Data records section start

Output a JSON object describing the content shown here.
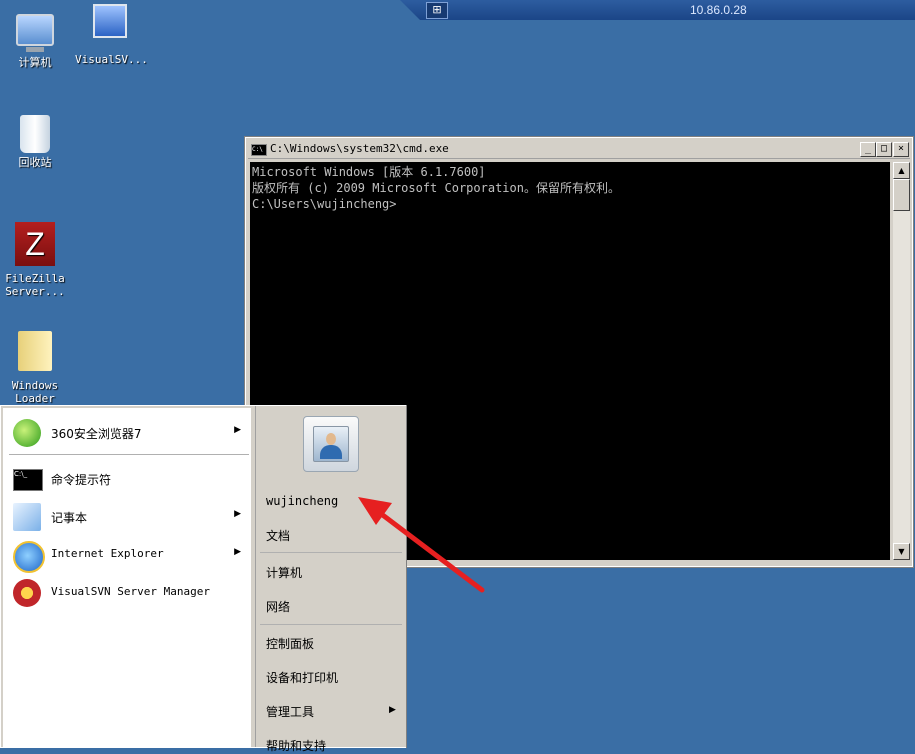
{
  "rdp_bar": {
    "ip": "10.86.0.28",
    "pin_glyph": "⊞"
  },
  "desktop_icons": [
    {
      "label": "计算机"
    },
    {
      "label": "VisualSV..."
    },
    {
      "label": "回收站"
    },
    {
      "label1": "FileZilla",
      "label2": "Server..."
    },
    {
      "label1": "Windows",
      "label2": "Loader"
    }
  ],
  "cmd": {
    "title": "C:\\Windows\\system32\\cmd.exe",
    "lines": [
      "Microsoft Windows [版本 6.1.7600]",
      "版权所有 (c) 2009 Microsoft Corporation。保留所有权利。",
      "",
      "C:\\Users\\wujincheng>"
    ],
    "min_glyph": "_",
    "max_glyph": "□",
    "close_glyph": "×",
    "scroll_up": "▲",
    "scroll_down": "▼"
  },
  "start_menu": {
    "programs": [
      {
        "label": "360安全浏览器7",
        "has_submenu": true
      },
      {
        "label": "命令提示符",
        "has_submenu": false
      },
      {
        "label": "记事本",
        "has_submenu": true
      },
      {
        "label": "Internet Explorer",
        "has_submenu": true
      },
      {
        "label": "VisualSVN Server Manager",
        "has_submenu": false
      }
    ],
    "arrow_glyph": "▶",
    "right": {
      "username": "wujincheng",
      "items": [
        "文档",
        "计算机",
        "网络",
        "控制面板",
        "设备和打印机",
        "管理工具",
        "帮助和支持"
      ]
    }
  },
  "colors": {
    "desktop": "#3a6ea5",
    "annotation": "#e62020"
  }
}
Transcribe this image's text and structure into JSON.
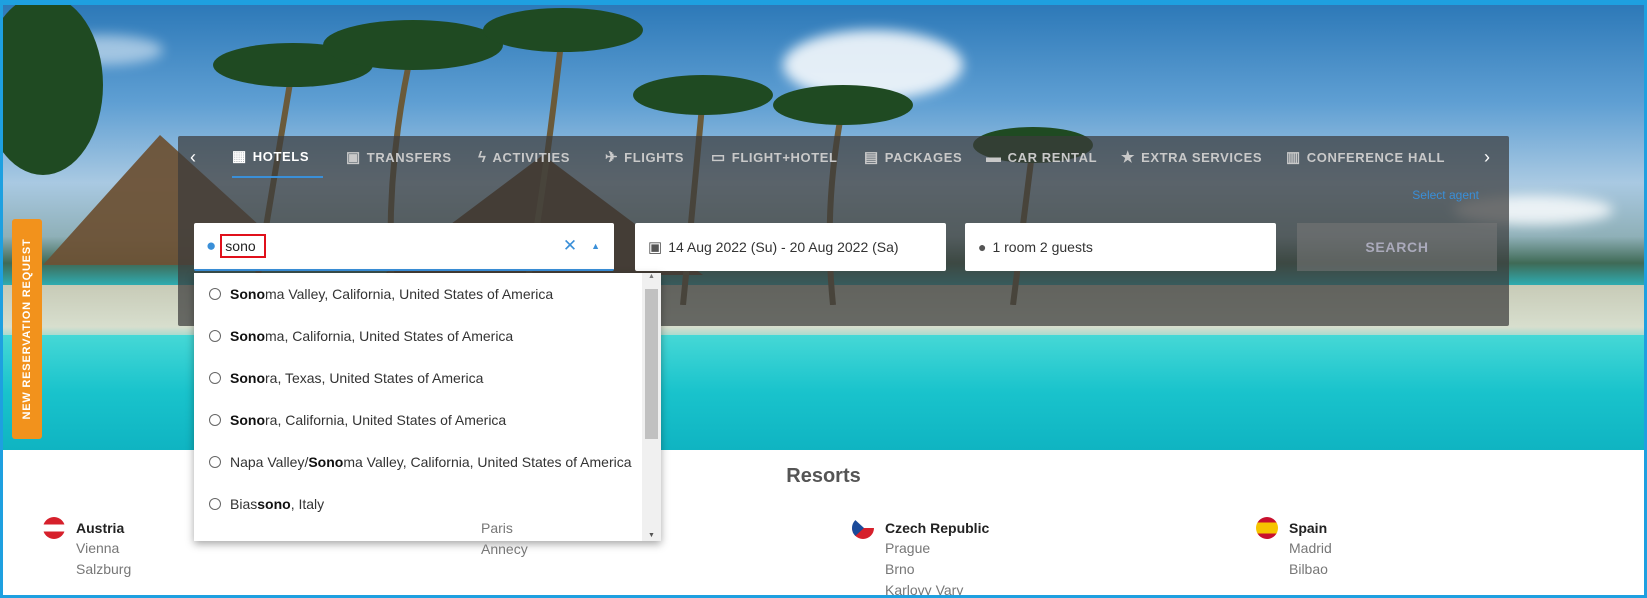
{
  "tabs": [
    {
      "label": "HOTELS",
      "icon": "building-icon",
      "glyph": "▦"
    },
    {
      "label": "TRANSFERS",
      "icon": "bus-icon",
      "glyph": "▣"
    },
    {
      "label": "ACTIVITIES",
      "icon": "lightning-icon",
      "glyph": "ϟ"
    },
    {
      "label": "FLIGHTS",
      "icon": "plane-icon",
      "glyph": "✈"
    },
    {
      "label": "FLIGHT+HOTEL",
      "icon": "ticket-icon",
      "glyph": "▭"
    },
    {
      "label": "PACKAGES",
      "icon": "briefcase-icon",
      "glyph": "▤"
    },
    {
      "label": "CAR RENTAL",
      "icon": "car-icon",
      "glyph": "▬"
    },
    {
      "label": "EXTRA SERVICES",
      "icon": "star-box-icon",
      "glyph": "★"
    },
    {
      "label": "CONFERENCE HALL",
      "icon": "presentation-icon",
      "glyph": "▥"
    }
  ],
  "select_agent": "Select agent",
  "search": {
    "query": "sono",
    "clear_glyph": "✕",
    "toggle_glyph": "▲"
  },
  "dates": {
    "text": "14 Aug 2022 (Su) -  20 Aug 2022 (Sa)"
  },
  "guests": {
    "text": "1 room 2 guests"
  },
  "search_button": "SEARCH",
  "suggestions": [
    {
      "pre": "",
      "match": "Sono",
      "post": "ma Valley, California, United States of America"
    },
    {
      "pre": "",
      "match": "Sono",
      "post": "ma, California, United States of America"
    },
    {
      "pre": "",
      "match": "Sono",
      "post": "ra, Texas, United States of America"
    },
    {
      "pre": "",
      "match": "Sono",
      "post": "ra, California, United States of America"
    },
    {
      "pre": "Napa Valley/",
      "match": "Sono",
      "post": "ma Valley, California, United States of America"
    },
    {
      "pre": "Bias",
      "match": "sono",
      "post": ", Italy"
    }
  ],
  "side_tab": "NEW RESERVATION REQUEST",
  "resorts_title": "Resorts",
  "countries": [
    {
      "name": "Austria",
      "cities": [
        "Vienna",
        "Salzburg"
      ]
    },
    {
      "name": "",
      "cities": [
        "Paris",
        "Annecy"
      ]
    },
    {
      "name": "Czech Republic",
      "cities": [
        "Prague",
        "Brno",
        "Karlovy Vary"
      ]
    },
    {
      "name": "Spain",
      "cities": [
        "Madrid",
        "Bilbao"
      ]
    }
  ],
  "colors": {
    "accent": "#3a8fd8",
    "orange": "#f2921c",
    "frame": "#1ea0e0",
    "highlight_box": "#e0101b"
  }
}
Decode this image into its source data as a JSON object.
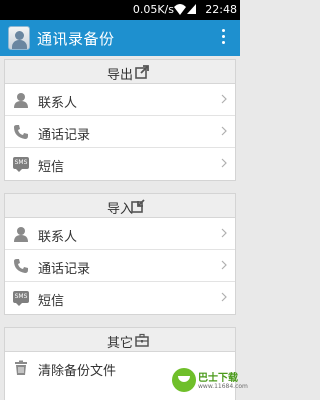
{
  "status_bar": {
    "speed": "0.05K/s",
    "time": "22:48"
  },
  "app_bar": {
    "title": "通讯录备份"
  },
  "sections": [
    {
      "header": "导出",
      "header_icon": "export-icon",
      "items": [
        {
          "label": "联系人",
          "icon": "person-icon"
        },
        {
          "label": "通话记录",
          "icon": "phone-icon"
        },
        {
          "label": "短信",
          "icon": "sms-icon",
          "icon_text": "SMS"
        }
      ]
    },
    {
      "header": "导入",
      "header_icon": "import-icon",
      "items": [
        {
          "label": "联系人",
          "icon": "person-icon"
        },
        {
          "label": "通话记录",
          "icon": "phone-icon"
        },
        {
          "label": "短信",
          "icon": "sms-icon",
          "icon_text": "SMS"
        }
      ]
    },
    {
      "header": "其它",
      "header_icon": "toolbox-icon",
      "items": [
        {
          "label": "清除备份文件",
          "icon": "trash-icon"
        }
      ]
    }
  ],
  "watermark": {
    "text": "巴士下载",
    "url": "www.11684.com"
  },
  "colors": {
    "app_bar": "#1e90cf",
    "background": "#e9e9e9",
    "header_bg": "#eeeeee"
  }
}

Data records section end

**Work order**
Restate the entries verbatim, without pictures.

**Solution below**
Output a JSON object describing the content shown here.
{
  "rdp_bar": {
    "ip": "10.86.0.28",
    "pin_glyph": "⊞"
  },
  "desktop_icons": [
    {
      "label": "计算机"
    },
    {
      "label": "VisualSV..."
    },
    {
      "label": "回收站"
    },
    {
      "label1": "FileZilla",
      "label2": "Server..."
    },
    {
      "label1": "Windows",
      "label2": "Loader"
    }
  ],
  "cmd": {
    "title": "C:\\Windows\\system32\\cmd.exe",
    "lines": [
      "Microsoft Windows [版本 6.1.7600]",
      "版权所有 (c) 2009 Microsoft Corporation。保留所有权利。",
      "",
      "C:\\Users\\wujincheng>"
    ],
    "min_glyph": "_",
    "max_glyph": "□",
    "close_glyph": "×",
    "scroll_up": "▲",
    "scroll_down": "▼"
  },
  "start_menu": {
    "programs": [
      {
        "label": "360安全浏览器7",
        "has_submenu": true
      },
      {
        "label": "命令提示符",
        "has_submenu": false
      },
      {
        "label": "记事本",
        "has_submenu": true
      },
      {
        "label": "Internet Explorer",
        "has_submenu": true
      },
      {
        "label": "VisualSVN Server Manager",
        "has_submenu": false
      }
    ],
    "arrow_glyph": "▶",
    "right": {
      "username": "wujincheng",
      "items": [
        "文档",
        "计算机",
        "网络",
        "控制面板",
        "设备和打印机",
        "管理工具",
        "帮助和支持"
      ]
    }
  },
  "colors": {
    "desktop": "#3a6ea5",
    "annotation": "#e62020"
  }
}
Transcribe this image's text and structure into JSON.
{
  "tabs": [
    {
      "label": "HOTELS",
      "icon": "building-icon",
      "glyph": "▦"
    },
    {
      "label": "TRANSFERS",
      "icon": "bus-icon",
      "glyph": "▣"
    },
    {
      "label": "ACTIVITIES",
      "icon": "lightning-icon",
      "glyph": "ϟ"
    },
    {
      "label": "FLIGHTS",
      "icon": "plane-icon",
      "glyph": "✈"
    },
    {
      "label": "FLIGHT+HOTEL",
      "icon": "ticket-icon",
      "glyph": "▭"
    },
    {
      "label": "PACKAGES",
      "icon": "briefcase-icon",
      "glyph": "▤"
    },
    {
      "label": "CAR RENTAL",
      "icon": "car-icon",
      "glyph": "▬"
    },
    {
      "label": "EXTRA SERVICES",
      "icon": "star-box-icon",
      "glyph": "★"
    },
    {
      "label": "CONFERENCE HALL",
      "icon": "presentation-icon",
      "glyph": "▥"
    }
  ],
  "select_agent": "Select agent",
  "search": {
    "query": "sono",
    "clear_glyph": "✕",
    "toggle_glyph": "▲"
  },
  "dates": {
    "text": "14 Aug 2022 (Su) -  20 Aug 2022 (Sa)"
  },
  "guests": {
    "text": "1 room 2 guests"
  },
  "search_button": "SEARCH",
  "suggestions": [
    {
      "pre": "",
      "match": "Sono",
      "post": "ma Valley, California, United States of America"
    },
    {
      "pre": "",
      "match": "Sono",
      "post": "ma, California, United States of America"
    },
    {
      "pre": "",
      "match": "Sono",
      "post": "ra, Texas, United States of America"
    },
    {
      "pre": "",
      "match": "Sono",
      "post": "ra, California, United States of America"
    },
    {
      "pre": "Napa Valley/",
      "match": "Sono",
      "post": "ma Valley, California, United States of America"
    },
    {
      "pre": "Bias",
      "match": "sono",
      "post": ", Italy"
    }
  ],
  "side_tab": "NEW RESERVATION REQUEST",
  "resorts_title": "Resorts",
  "countries": [
    {
      "name": "Austria",
      "cities": [
        "Vienna",
        "Salzburg"
      ]
    },
    {
      "name": "",
      "cities": [
        "Paris",
        "Annecy"
      ]
    },
    {
      "name": "Czech Republic",
      "cities": [
        "Prague",
        "Brno",
        "Karlovy Vary"
      ]
    },
    {
      "name": "Spain",
      "cities": [
        "Madrid",
        "Bilbao"
      ]
    }
  ],
  "colors": {
    "accent": "#3a8fd8",
    "orange": "#f2921c",
    "frame": "#1ea0e0",
    "highlight_box": "#e0101b"
  }
}
Decode this image into its source data as a JSON object.
{
  "status_bar": {
    "speed": "0.05K/s",
    "time": "22:48"
  },
  "app_bar": {
    "title": "通讯录备份"
  },
  "sections": [
    {
      "header": "导出",
      "header_icon": "export-icon",
      "items": [
        {
          "label": "联系人",
          "icon": "person-icon"
        },
        {
          "label": "通话记录",
          "icon": "phone-icon"
        },
        {
          "label": "短信",
          "icon": "sms-icon",
          "icon_text": "SMS"
        }
      ]
    },
    {
      "header": "导入",
      "header_icon": "import-icon",
      "items": [
        {
          "label": "联系人",
          "icon": "person-icon"
        },
        {
          "label": "通话记录",
          "icon": "phone-icon"
        },
        {
          "label": "短信",
          "icon": "sms-icon",
          "icon_text": "SMS"
        }
      ]
    },
    {
      "header": "其它",
      "header_icon": "toolbox-icon",
      "items": [
        {
          "label": "清除备份文件",
          "icon": "trash-icon"
        }
      ]
    }
  ],
  "watermark": {
    "text": "巴士下载",
    "url": "www.11684.com"
  },
  "colors": {
    "app_bar": "#1e90cf",
    "background": "#e9e9e9",
    "header_bg": "#eeeeee"
  }
}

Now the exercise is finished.